Mastering specific terminologies is indispensable in any field, and this holds particularly true for accounting and financial management.
Among these terms, ‘deferred revenue’ and ‘accrued revenue’ are critical concepts representing different facets of revenue recognition per the Generally Accepted Accounting Principles (GAAP).
In this article, we will demystify these concepts, walking through their definitions, and examples, and importantly, highlighting the primary differences between the two.
This comprehensive exploration aims to provide a deeper understanding of deferred and accrued revenues, thus paving the way for more effective financial decision-making.
What Is Deferred Revenue?
Deferred revenue, also known as unearned revenue, is a liability that a company records on its balance sheet when it receives payment for goods or services that it has yet to deliver or perform.
In essence, the company owes a service to its customer. The recognition of the revenue is deferred until the company fulfills its obligation to the customer.
An Example of Deferred Revenue
Let’s consider a software company that offers annual subscriptions. A customer pays $1,200 in January for a subscription that covers the entire year.
Despite receiving the payment, the company cannot recognize the full $1,200 as revenue in January because it has yet to provide the services for the upcoming months.
Instead, it records the $1,200 as deferred revenue, and as each month passes, it gradually recognizes $100 ($1,200/12 months) as revenue, simultaneously decreasing the deferred revenue balance by the same amount.
What Is Accrued Revenue?
Accrued revenue, on the other hand, is revenue that a company has earned by providing goods or services, but has not yet received payment for.
This accounting concept is primarily concerned with the revenue recognition principle that states that revenue should be recognized when earned, regardless of when the payment is received.
An Example of Accrued Revenue

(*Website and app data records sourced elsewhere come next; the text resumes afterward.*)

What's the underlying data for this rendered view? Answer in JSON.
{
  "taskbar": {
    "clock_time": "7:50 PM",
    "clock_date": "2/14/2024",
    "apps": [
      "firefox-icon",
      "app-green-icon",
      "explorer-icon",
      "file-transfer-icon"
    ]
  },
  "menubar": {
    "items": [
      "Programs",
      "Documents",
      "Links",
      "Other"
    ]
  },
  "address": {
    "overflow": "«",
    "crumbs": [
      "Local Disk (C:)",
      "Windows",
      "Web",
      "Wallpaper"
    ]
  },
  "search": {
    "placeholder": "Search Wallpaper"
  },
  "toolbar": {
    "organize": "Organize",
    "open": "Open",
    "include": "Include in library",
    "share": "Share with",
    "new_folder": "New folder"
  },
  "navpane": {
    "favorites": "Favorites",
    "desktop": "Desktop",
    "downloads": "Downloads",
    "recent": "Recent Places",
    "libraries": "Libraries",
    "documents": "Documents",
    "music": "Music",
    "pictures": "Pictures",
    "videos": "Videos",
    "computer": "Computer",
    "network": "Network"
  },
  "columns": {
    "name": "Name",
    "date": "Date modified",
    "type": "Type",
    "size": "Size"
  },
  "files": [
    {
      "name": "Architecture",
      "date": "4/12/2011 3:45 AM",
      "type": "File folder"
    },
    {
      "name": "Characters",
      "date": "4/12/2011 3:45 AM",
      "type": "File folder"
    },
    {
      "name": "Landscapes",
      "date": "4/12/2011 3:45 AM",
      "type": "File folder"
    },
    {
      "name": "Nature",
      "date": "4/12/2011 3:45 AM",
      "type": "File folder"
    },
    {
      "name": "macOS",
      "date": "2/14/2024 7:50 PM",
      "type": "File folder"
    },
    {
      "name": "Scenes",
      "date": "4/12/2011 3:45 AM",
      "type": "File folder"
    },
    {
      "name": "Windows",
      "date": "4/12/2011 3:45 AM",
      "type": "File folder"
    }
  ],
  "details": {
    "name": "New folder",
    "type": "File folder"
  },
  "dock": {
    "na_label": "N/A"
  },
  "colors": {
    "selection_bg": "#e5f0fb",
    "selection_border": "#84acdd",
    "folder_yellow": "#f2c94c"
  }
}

Imagine a consulting firm that provides services to a client in December, but the invoice of $5,000 won’t be paid until January of the following year.
The firm has already performed the service (hence, earned the revenue) in December, but it hasn’t received the payment. So, it records $5,000 as accrued revenue, an asset, on the balance sheet in December. Once payment is received in January, the accrued revenue entry is reversed, and cash is debited.
Deferred Revenue vs Accrued Revenue: Key Differences
While both deferred and accrued revenues deal with the timing of revenue recognition, they stand at opposite ends of the transaction timeline.
Deferred revenue involves receiving payment first and providing the goods or services later. It is classified as a liability because the company has an obligation to the customer. Accrued revenue, conversely, involves providing goods or services first and receiving payment later. It is an asset as the company has a claim to a future cash receipt.
Moreover, the recognition of deferred revenue decreases liability and increases revenue over time as the company fulfills its obligations. On the other hand, the recognition of accrued revenue decreases an asset (once payment is received) and has already increased revenue when the revenue was earned.
Understanding the concepts of deferred and accrued revenues is essential in business accounting as it aids in the accurate portrayal of a company’s financial health and operational efficiency.
While these concepts may seem complex, their practical understanding can help businesses in better planning, forecasting, and making informed financial decisions.
It’s essential to comprehend these revenue recognition principles to ensure compliance with GAAP and to provide a realistic financial picture to stakeholders.
In the end, the proficient handling of these revenue types can lead to more accurate financial statements, thereby benefiting the overall strategic decision-making of the business.